Leave out the pictures and restate exactly, and only, the lines from the one that contains "Extract the structured" through the final line of the material below.

Exercise data
+++

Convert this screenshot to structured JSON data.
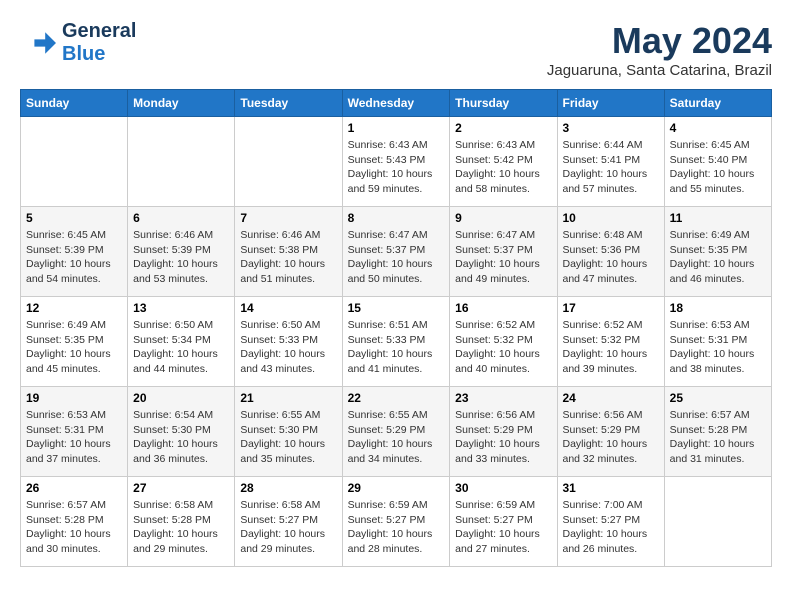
{
  "logo": {
    "line1": "General",
    "line2": "Blue"
  },
  "title": "May 2024",
  "subtitle": "Jaguaruna, Santa Catarina, Brazil",
  "days_header": [
    "Sunday",
    "Monday",
    "Tuesday",
    "Wednesday",
    "Thursday",
    "Friday",
    "Saturday"
  ],
  "weeks": [
    [
      {
        "num": "",
        "info": ""
      },
      {
        "num": "",
        "info": ""
      },
      {
        "num": "",
        "info": ""
      },
      {
        "num": "1",
        "info": "Sunrise: 6:43 AM\nSunset: 5:43 PM\nDaylight: 10 hours\nand 59 minutes."
      },
      {
        "num": "2",
        "info": "Sunrise: 6:43 AM\nSunset: 5:42 PM\nDaylight: 10 hours\nand 58 minutes."
      },
      {
        "num": "3",
        "info": "Sunrise: 6:44 AM\nSunset: 5:41 PM\nDaylight: 10 hours\nand 57 minutes."
      },
      {
        "num": "4",
        "info": "Sunrise: 6:45 AM\nSunset: 5:40 PM\nDaylight: 10 hours\nand 55 minutes."
      }
    ],
    [
      {
        "num": "5",
        "info": "Sunrise: 6:45 AM\nSunset: 5:39 PM\nDaylight: 10 hours\nand 54 minutes."
      },
      {
        "num": "6",
        "info": "Sunrise: 6:46 AM\nSunset: 5:39 PM\nDaylight: 10 hours\nand 53 minutes."
      },
      {
        "num": "7",
        "info": "Sunrise: 6:46 AM\nSunset: 5:38 PM\nDaylight: 10 hours\nand 51 minutes."
      },
      {
        "num": "8",
        "info": "Sunrise: 6:47 AM\nSunset: 5:37 PM\nDaylight: 10 hours\nand 50 minutes."
      },
      {
        "num": "9",
        "info": "Sunrise: 6:47 AM\nSunset: 5:37 PM\nDaylight: 10 hours\nand 49 minutes."
      },
      {
        "num": "10",
        "info": "Sunrise: 6:48 AM\nSunset: 5:36 PM\nDaylight: 10 hours\nand 47 minutes."
      },
      {
        "num": "11",
        "info": "Sunrise: 6:49 AM\nSunset: 5:35 PM\nDaylight: 10 hours\nand 46 minutes."
      }
    ],
    [
      {
        "num": "12",
        "info": "Sunrise: 6:49 AM\nSunset: 5:35 PM\nDaylight: 10 hours\nand 45 minutes."
      },
      {
        "num": "13",
        "info": "Sunrise: 6:50 AM\nSunset: 5:34 PM\nDaylight: 10 hours\nand 44 minutes."
      },
      {
        "num": "14",
        "info": "Sunrise: 6:50 AM\nSunset: 5:33 PM\nDaylight: 10 hours\nand 43 minutes."
      },
      {
        "num": "15",
        "info": "Sunrise: 6:51 AM\nSunset: 5:33 PM\nDaylight: 10 hours\nand 41 minutes."
      },
      {
        "num": "16",
        "info": "Sunrise: 6:52 AM\nSunset: 5:32 PM\nDaylight: 10 hours\nand 40 minutes."
      },
      {
        "num": "17",
        "info": "Sunrise: 6:52 AM\nSunset: 5:32 PM\nDaylight: 10 hours\nand 39 minutes."
      },
      {
        "num": "18",
        "info": "Sunrise: 6:53 AM\nSunset: 5:31 PM\nDaylight: 10 hours\nand 38 minutes."
      }
    ],
    [
      {
        "num": "19",
        "info": "Sunrise: 6:53 AM\nSunset: 5:31 PM\nDaylight: 10 hours\nand 37 minutes."
      },
      {
        "num": "20",
        "info": "Sunrise: 6:54 AM\nSunset: 5:30 PM\nDaylight: 10 hours\nand 36 minutes."
      },
      {
        "num": "21",
        "info": "Sunrise: 6:55 AM\nSunset: 5:30 PM\nDaylight: 10 hours\nand 35 minutes."
      },
      {
        "num": "22",
        "info": "Sunrise: 6:55 AM\nSunset: 5:29 PM\nDaylight: 10 hours\nand 34 minutes."
      },
      {
        "num": "23",
        "info": "Sunrise: 6:56 AM\nSunset: 5:29 PM\nDaylight: 10 hours\nand 33 minutes."
      },
      {
        "num": "24",
        "info": "Sunrise: 6:56 AM\nSunset: 5:29 PM\nDaylight: 10 hours\nand 32 minutes."
      },
      {
        "num": "25",
        "info": "Sunrise: 6:57 AM\nSunset: 5:28 PM\nDaylight: 10 hours\nand 31 minutes."
      }
    ],
    [
      {
        "num": "26",
        "info": "Sunrise: 6:57 AM\nSunset: 5:28 PM\nDaylight: 10 hours\nand 30 minutes."
      },
      {
        "num": "27",
        "info": "Sunrise: 6:58 AM\nSunset: 5:28 PM\nDaylight: 10 hours\nand 29 minutes."
      },
      {
        "num": "28",
        "info": "Sunrise: 6:58 AM\nSunset: 5:27 PM\nDaylight: 10 hours\nand 29 minutes."
      },
      {
        "num": "29",
        "info": "Sunrise: 6:59 AM\nSunset: 5:27 PM\nDaylight: 10 hours\nand 28 minutes."
      },
      {
        "num": "30",
        "info": "Sunrise: 6:59 AM\nSunset: 5:27 PM\nDaylight: 10 hours\nand 27 minutes."
      },
      {
        "num": "31",
        "info": "Sunrise: 7:00 AM\nSunset: 5:27 PM\nDaylight: 10 hours\nand 26 minutes."
      },
      {
        "num": "",
        "info": ""
      }
    ]
  ]
}
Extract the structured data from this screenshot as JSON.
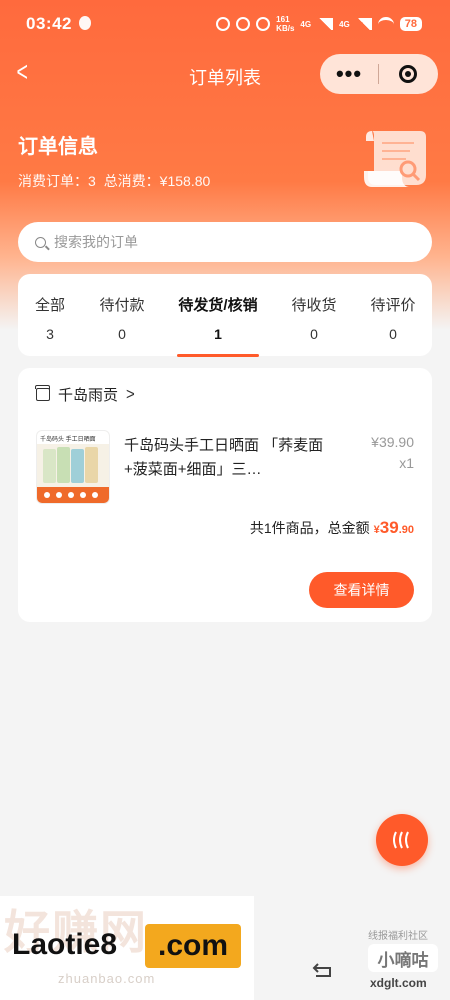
{
  "status_bar": {
    "time": "03:42",
    "net_speed_value": "161",
    "net_speed_unit": "KB/s",
    "signal1": "4G",
    "signal2": "4G",
    "battery": "78"
  },
  "navbar": {
    "back_icon": "chevron-left-icon",
    "title": "订单列表",
    "more_icon": "more-dots-icon",
    "close_icon": "target-icon"
  },
  "summary": {
    "title": "订单信息",
    "order_label": "消费订单：3",
    "total_label": "总消费：¥158.80"
  },
  "search": {
    "placeholder": "搜索我的订单"
  },
  "tabs": [
    {
      "label": "全部",
      "count": "3"
    },
    {
      "label": "待付款",
      "count": "0"
    },
    {
      "label": "待发货/核销",
      "count": "1"
    },
    {
      "label": "待收货",
      "count": "0"
    },
    {
      "label": "待评价",
      "count": "0"
    }
  ],
  "order": {
    "shop_name": "千岛雨贡",
    "product_name": "千岛码头手工日晒面 「荞麦面+菠菜面+细面」三…",
    "price": "¥39.90",
    "quantity": "x1",
    "total_prefix": "共1件商品，总金额",
    "total_currency": "¥",
    "total_int": "39",
    "total_dec": ".90",
    "detail_button": "查看详情",
    "thumb_text": "千岛码头 手工日晒面"
  },
  "watermarks": {
    "big": "好赚网",
    "laotie": "Laotie8",
    "com": ".com",
    "site": "zhuanbao.com",
    "forum_tag": "线报福利社区",
    "forum_name": "小嘀咕",
    "forum_domain": "xdglt.com"
  },
  "colors": {
    "accent": "#ff5a2a",
    "header_gradient_top": "#ff6a3d"
  }
}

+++

Answer to this problem
Extract the structured data from this screenshot as JSON.
{
  "status_bar": {
    "time": "03:42",
    "net_speed_value": "161",
    "net_speed_unit": "KB/s",
    "signal1": "4G",
    "signal2": "4G",
    "battery": "78"
  },
  "navbar": {
    "back_icon": "chevron-left-icon",
    "title": "订单列表",
    "more_icon": "more-dots-icon",
    "close_icon": "target-icon"
  },
  "summary": {
    "title": "订单信息",
    "order_label": "消费订单：3",
    "total_label": "总消费：¥158.80"
  },
  "search": {
    "placeholder": "搜索我的订单"
  },
  "tabs": [
    {
      "label": "全部",
      "count": "3"
    },
    {
      "label": "待付款",
      "count": "0"
    },
    {
      "label": "待发货/核销",
      "count": "1"
    },
    {
      "label": "待收货",
      "count": "0"
    },
    {
      "label": "待评价",
      "count": "0"
    }
  ],
  "order": {
    "shop_name": "千岛雨贡",
    "product_name": "千岛码头手工日晒面 「荞麦面+菠菜面+细面」三…",
    "price": "¥39.90",
    "quantity": "x1",
    "total_prefix": "共1件商品，总金额",
    "total_currency": "¥",
    "total_int": "39",
    "total_dec": ".90",
    "detail_button": "查看详情",
    "thumb_text": "千岛码头 手工日晒面"
  },
  "watermarks": {
    "big": "好赚网",
    "laotie": "Laotie8",
    "com": ".com",
    "site": "zhuanbao.com",
    "forum_tag": "线报福利社区",
    "forum_name": "小嘀咕",
    "forum_domain": "xdglt.com"
  },
  "colors": {
    "accent": "#ff5a2a",
    "header_gradient_top": "#ff6a3d"
  }
}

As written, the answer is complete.